Red Padlock or HTTPS crossed out: This means that the page made an attempt to load securely but it doesn’t have the SSL certificate. It may popup with a warning in some browsers.

Yellow Padlock or No Padlock: The website may have an SSL but it is loading some resources insecurely. It could be an image, a Java script library, external resources from a website which doesn’t have a SSL set up, or any other things.

Not Secure: Some browsers particularly Google’s Chrome has of recent focused on SSL certificates in a bigger way. The recently launched Chromium 62 has added a “Not Secure” message in the address bar of websites which do not have SSL certificate. Users if they observe properly while entering data can see this.

We are in the age of e-commerce and many of us make purchases online, the usage of internet and website will keep increasing and it is paramount to protect the communication of confidential data online.

What are the various types of SSL and how can we use them?

There are various types of SSL certificate extended validation (EV SSL), organization validated (OV SSL) and domain validated (DV SSL).

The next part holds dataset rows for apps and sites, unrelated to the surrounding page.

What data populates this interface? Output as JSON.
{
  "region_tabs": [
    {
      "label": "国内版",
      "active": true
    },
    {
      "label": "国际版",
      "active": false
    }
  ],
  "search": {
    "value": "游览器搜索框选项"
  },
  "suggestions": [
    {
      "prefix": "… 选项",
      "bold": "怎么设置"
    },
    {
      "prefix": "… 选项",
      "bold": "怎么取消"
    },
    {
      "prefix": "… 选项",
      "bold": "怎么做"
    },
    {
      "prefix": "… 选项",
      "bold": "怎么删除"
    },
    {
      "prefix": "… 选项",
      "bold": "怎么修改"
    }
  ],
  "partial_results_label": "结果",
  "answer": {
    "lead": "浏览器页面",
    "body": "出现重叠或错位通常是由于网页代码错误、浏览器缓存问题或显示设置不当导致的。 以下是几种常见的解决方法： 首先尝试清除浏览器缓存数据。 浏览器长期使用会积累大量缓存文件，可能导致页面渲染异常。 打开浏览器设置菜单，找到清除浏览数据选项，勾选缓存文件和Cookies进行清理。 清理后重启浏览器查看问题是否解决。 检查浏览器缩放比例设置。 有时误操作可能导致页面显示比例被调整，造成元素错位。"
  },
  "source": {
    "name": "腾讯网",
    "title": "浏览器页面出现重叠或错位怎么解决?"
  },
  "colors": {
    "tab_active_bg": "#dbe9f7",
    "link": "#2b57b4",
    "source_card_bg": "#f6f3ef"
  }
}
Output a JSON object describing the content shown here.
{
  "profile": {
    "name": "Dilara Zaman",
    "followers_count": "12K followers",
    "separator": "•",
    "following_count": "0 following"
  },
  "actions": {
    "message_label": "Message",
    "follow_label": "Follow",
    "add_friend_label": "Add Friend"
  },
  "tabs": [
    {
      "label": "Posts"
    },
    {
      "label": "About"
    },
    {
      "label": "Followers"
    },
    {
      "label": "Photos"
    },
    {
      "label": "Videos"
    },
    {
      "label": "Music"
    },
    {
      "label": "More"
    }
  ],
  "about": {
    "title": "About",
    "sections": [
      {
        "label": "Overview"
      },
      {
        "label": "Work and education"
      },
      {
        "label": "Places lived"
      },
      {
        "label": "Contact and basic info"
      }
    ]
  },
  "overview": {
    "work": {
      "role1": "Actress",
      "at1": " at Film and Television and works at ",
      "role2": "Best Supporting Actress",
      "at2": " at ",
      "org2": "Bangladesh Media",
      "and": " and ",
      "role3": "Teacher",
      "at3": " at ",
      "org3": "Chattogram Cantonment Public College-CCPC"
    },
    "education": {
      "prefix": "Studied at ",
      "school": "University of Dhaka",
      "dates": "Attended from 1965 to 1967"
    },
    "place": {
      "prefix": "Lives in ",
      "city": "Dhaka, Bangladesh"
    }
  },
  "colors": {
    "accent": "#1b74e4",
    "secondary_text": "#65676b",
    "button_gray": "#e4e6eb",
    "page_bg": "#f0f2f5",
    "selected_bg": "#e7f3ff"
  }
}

Most of these certificates can be purchased and these certificates provide protection for 128 bit encryption. Although industry standard is 128 bit, 256 bit is also available.

Domain Validated SSL: This type of certificate just validates the domain. It is the most common form of encryption but since it does not have company information it doesn’t identify who is on the other end. As no additional information is required this is obtainable easily.

Organization Validated SSL: This is akin to domain validated but with an additional feature. This requires some company information to be submitted. The information is displayed in the certificate if the user wishes to confirm the same. Users can see the green padlock in the browser. This type of certificate is more expensive when compared to Domain validated and it takes longer since the information needs to be submitted to the certificate authority for vetting.

Extended Validation (EV SSL): This certificate is the latest in the market and provides the best levels of authentication. This displays the company name in the address bar next to the padlock and requires a large amount of verification. Though the longer time can be cumbersome and users need to shell out more pennies this one guarantees safety and security.

To sum up it is important to know your audience in particular. If there are lots of cards or cash transactions to happen EV SSL can be handy. However, for blog sites and small businesses it is suffice to do with Organization Validated SSL. For firms having multiple domains the prices will increase as per usage. So it is best to consider in advance what you really need for your website as in the long run it has to be used for your business.